We heard that the next day there was going to be a fiesta (San Antonio Abad) in the nearby village of La Matanza de Acentejo (so called because of the magnificent slaughter of invading Spaniards by the native Guanches somewhere back in the 16th century), but there are no details of where or when or exactly what the party entails.
We stop and ask at the local farmers’ market. A young girl selling earrings tells us to park at the Super Dino supermarket a few streets along and then walk uphill. We did as she said and followed the trail of animal droppings up the steep road, along a plateau overlooking the great sweep of the north of the island, green terraces tumbling down from the snow-topped mountain into the sea two miles below.
The first sign of any fiesta is a trestle table set up outside a house, piled high with turron from the factory down the road. A stout, dark-skinned woman winks at us as we pass: ‘Me compreis a la vuelta, eh?‘ We carry on up the potted road as the sun heats up. I sling my jacket over one shoulder and, given the amount of caca on the floor, regret having worn ballet shoes. Every few minutes, we press ourselves into the wall to let horses and cattle jog past.
As we come into the village the turron stalls become a little thicker on the ground (from two firms, apparently bitter rivals) and, as well as the regular bars, garage doors are flung open, stocked with wine and named after the lady of the house. Coming into the centre of the village of San Antonio, 3 or 4 stone walled fields are full of animals. Two, those closest to Teide, for horses, one for cows and another for donkeys. The owners, mostly young, gypsy-looking (and sounding) men stand buullishly by their animals, thumbs hooked through their belt loops. No-one is drunk, I think to my surprise. Kids and adults alike wander up the thoroughfare, enjoying the spectacle. Groups of boys sit on the fences and joke with one another. ‘Eh, guapa,’ a tall man with Canarian auburn hair touches my arm. ”Stas aqui sola?’ I nod towards my companion. The man leaves without a word.

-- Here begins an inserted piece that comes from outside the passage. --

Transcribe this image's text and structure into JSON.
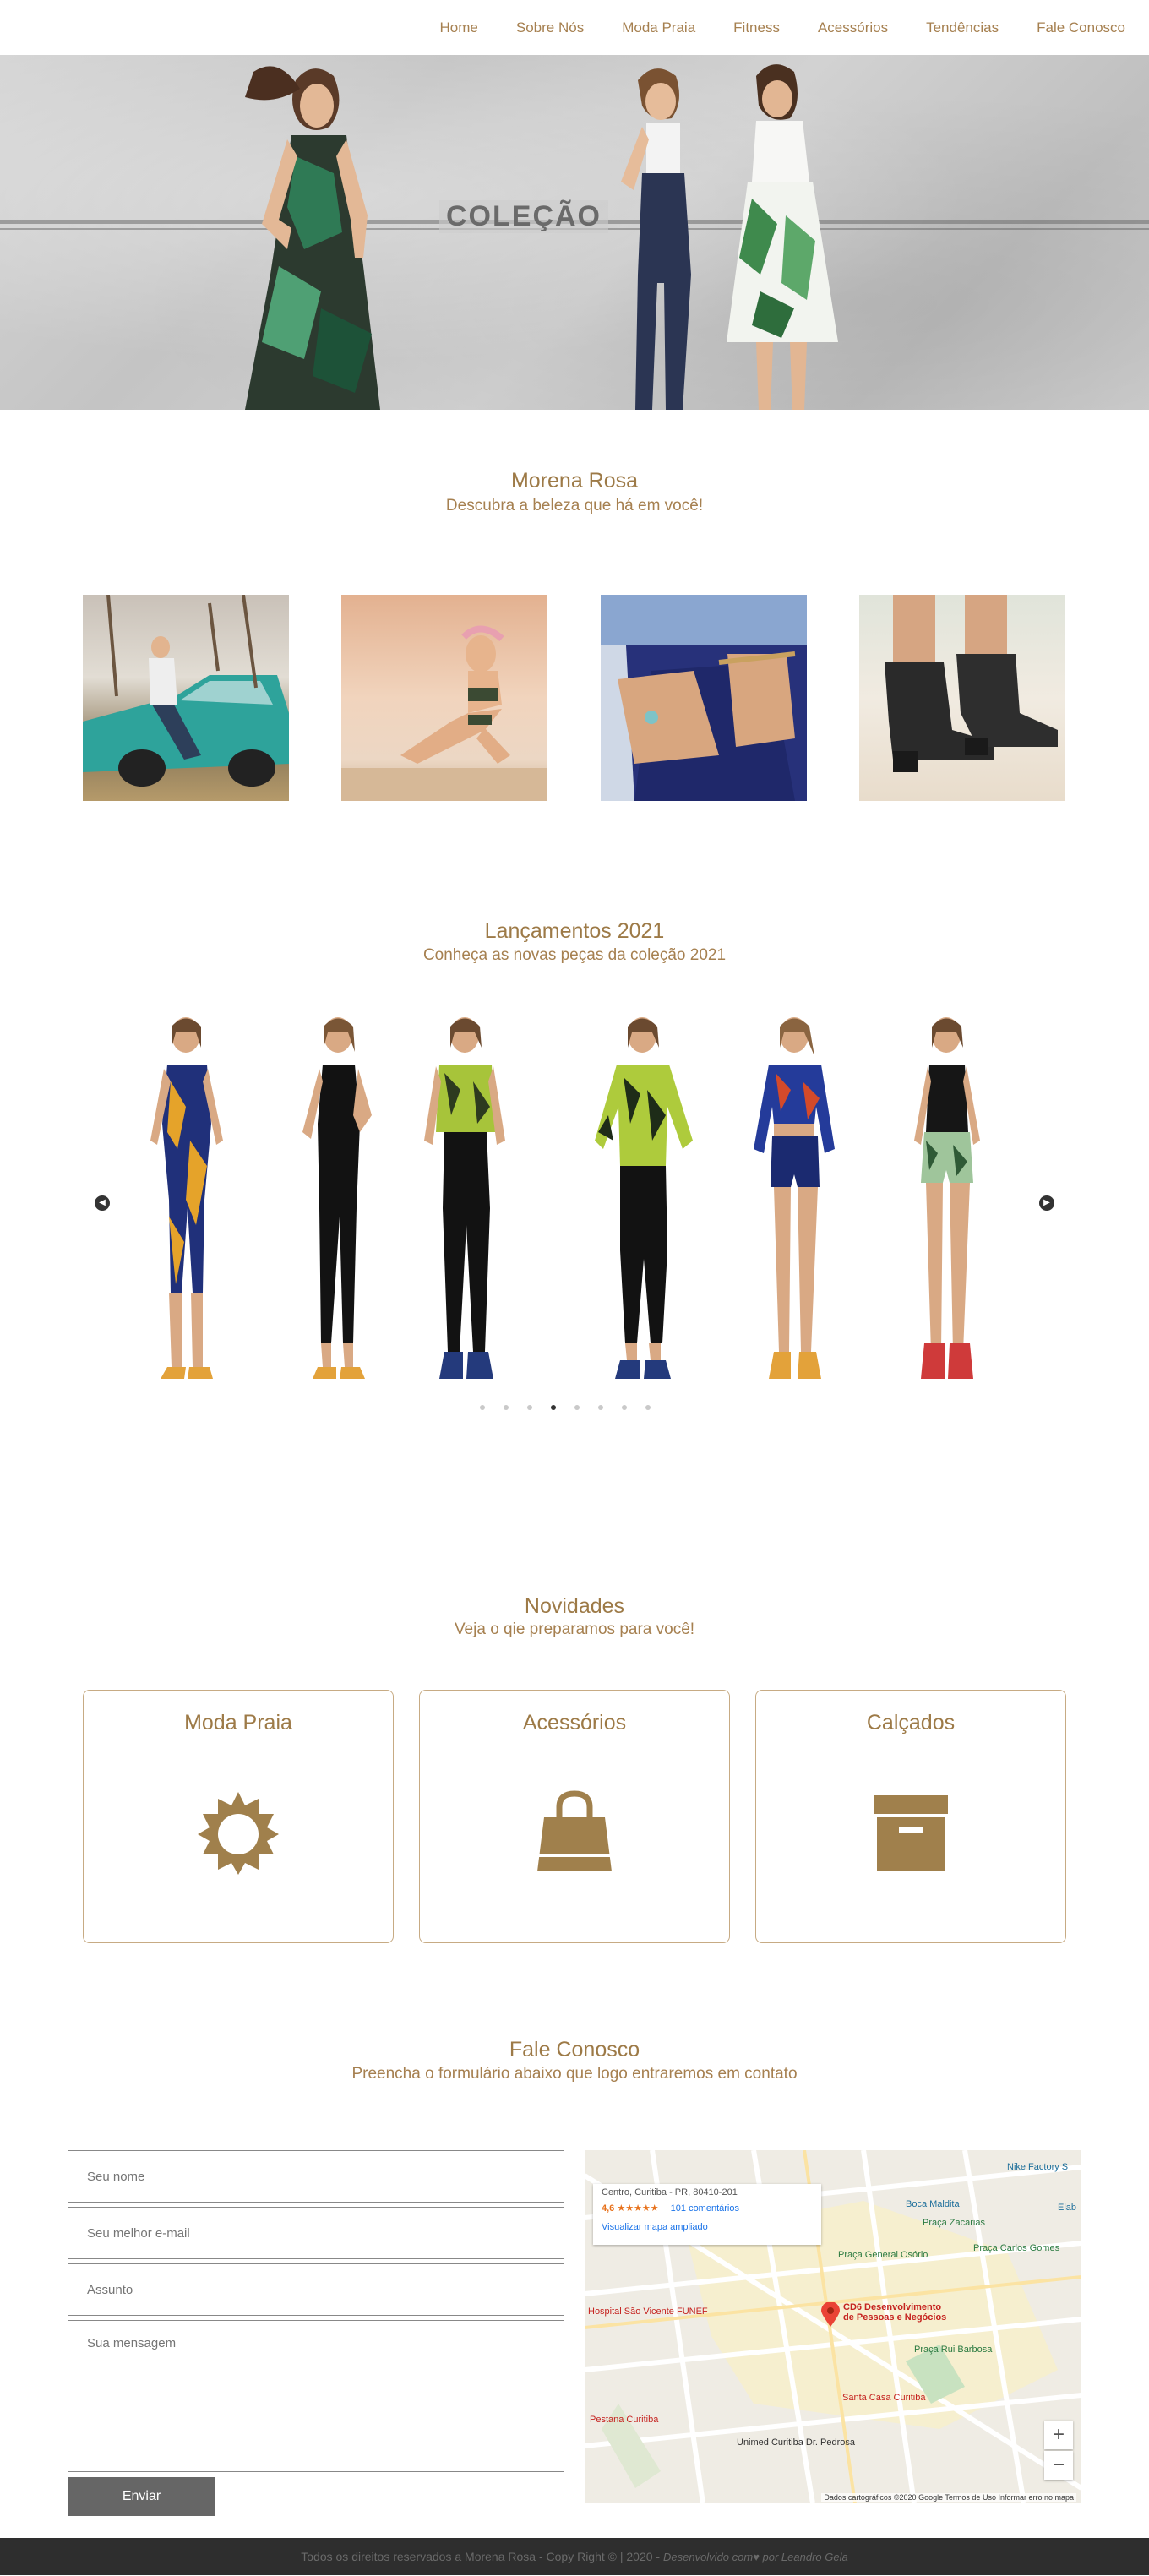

Closer to the church, the crowd grows even thicker and there are 4 enclosures for the small, spiral-horned goats typical of the islands. In the pen closest to the church, they sit on their haunches and some doze in the watery light of late January.
One pen is manned by a pair of young dads – brothers, by the look of them, one maybe three or four years older than the other – who periodically grab one of the animals by the horns and drag it to the corner of the pen to be milked, the goat all the time staggering away towards its sisters, anchored to the spot only by the pressure of the boy’s thumbs on its bluish udder. A kid tries to muscle in for a feed but is expertly knocked aside by the back of the boy’s hand while the fingers and thumb continue milking.
Old men from the nearby villages lean on the fence posts and talk slowly. Some wear the traditional white fleece cloak of the island, others flat caps and others still wear ancient Nike airs, pumped up specially for the occasion.
We push past the goats, up the stone stairs to the church. You have to shoulder your way in to see the queue of people bearing white cloths to be blessed. On the street, makeshift toy stalls sell plastic guns for the boys and paper tiaras for the girls. Stalls selling fried food compete for space – the aroma of oil fills the air – and men drink beer from plastic cups. A girl leads her brown ox, sad-eyed and hot, through the crowd, absent-mindedly winding a white cloth about its right horn. The beast veers to the left and she hauls it back into the middle of the road. She is magnificent: fully made-up , wearing a new black and pink tracksuit and stilettos. Her father, in a suit and tie, pulls a similar animal alongside her in a straight line. People get out of the way.
Still further up the hill, yet more houses are turned, as if by some happy kind of magic, into bars and obligingly packed out by revellers.
We watch the animals some more and duck into one of the house-bars. A tall boy of about my age serves us – home made wine decanted from a huge plastic tub into glass bottles – and runs out of the bar for no apparent reason. We sit at a barrel and wach local men drift in, toast one another incomprehensibly, and drift out once more to the street.
The fiesta of San Antonio Abad (patron saint of animals) is held annually throughout Spain. We went to the fiesta in the San Antonio neighbourhood of La Matanza de Acentejo, on the North coast of Tenerife. The town is easily reached by car, but you can expect a good uphill walk to get to the fiesta as many of the town’s streets are closed.
The saint’s day itself is the 19th of January, but festivities tend to come to a head on the nearest Sunday. Keep your eyes on the local press (including the town website) for more concrete details of local events, and ask around – word of mouth is the best way to find out about the majority of Tenerife’s festivals.
Written by Lucy Wilkinson Yates